Without further ado, introducing Francesca!
By: Francesca McDaniel
I don’t know about you, but I have spent the majority of my life thinking about the future. Where/if I am going to college, what I am going to major in, who am I going to marry, am I going to get married, where do I want to work, do I want to move back to my hometown or go to a big city?
There are so many things you have to decide when making the transition from a high school student to a responsible adult. And unfortunately that is an almost instant transition. There isn’t any time to figure things out - you’re a teenager one day then, boom, graduation happens and you’re shipped off to reality. You’re in the midst of an eighteen year long routine that is about to be dramatically altered (maybe I am being a little bit dramatic).
Here I am as a high school senior, getting ready to graduate, and I still feel like it’s the first day of my 9th grade year. It sucks because there isn’t anything I can do about it. I can’t slow down time or change the past, but here are some things I have learned during college application season:
1. YOUR GRADES MATTER!!!!!!
I’m one of those people who claim I’ve had “senioritis” since kindergarten, and to some extent that’s true. Most of my high school years were spent slacking off and focusing on things that were “more important” than grades. There is not anything more important than grades. High school is just four years. The stuff that seems important now really will not matter ten years down the road, so focus on your grades. As I am filling out countless applications, my 3.67 GPA is not looking nearly as pretty as a 3.95, which only would’ve taken a little less lazy time and a little more elbow grease. The SAT matters, the ACT matter, your grades matter.
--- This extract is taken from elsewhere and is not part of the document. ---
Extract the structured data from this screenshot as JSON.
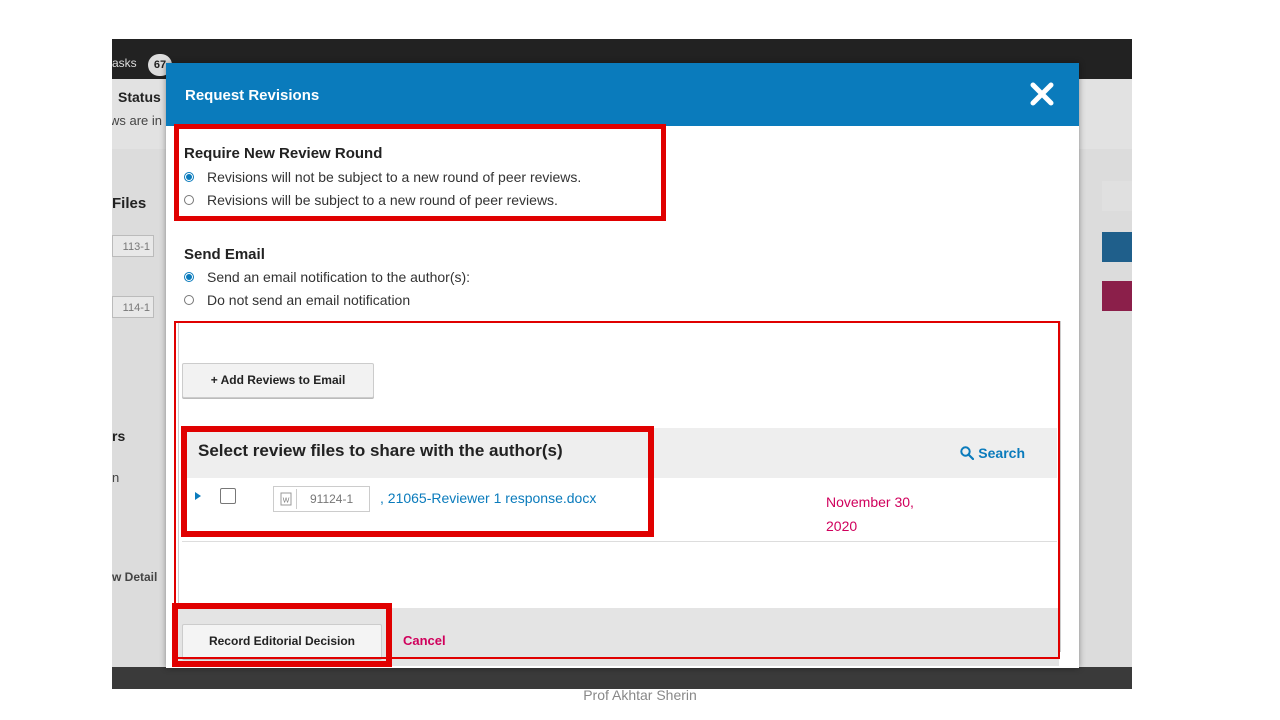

2. The future is not as grim as most adults make it sound.
Of course it’s scary to have to take full responsibility in every aspect of your life; but your future doesn’t just have to be all about paying bills or driving your kids to sports practice; your future is what you make of it. It only sucks if you let it. I know, I know it’s cheesy to say “follow your dreams, do the things that make you happy”, but it is so true. College is a time where you have the complete freedom to discover who you are as a person and develop into who you want to be as a person. Seize the day, be who you are, follow your dreams; I don’t even care if I sound like a total cheeseball. The older you get, the faster life seems to fly by.
3. Go to the college you want.
Everyone seems to have an opinion about where I should be attending school in the fall. It is so easy to let the opinions of others persuade you, but ultimately you should be focusing on your happiness. That being said, do what you want, but be realistic about it. Don’t go $100,000 in debt for a degree in agriculture. If you want to go out of state and you have the means to do so, DO IT! If you want to attend community college, go for it! If you think an Ivy League school is calling your name, apply! Always follow your heart, and always have a backup plan, because life isn’t always rainbows and unicorns, and sometimes things don’t work out – and just because things don’t always work out, it’s not an excuse to stop pursuing your goals.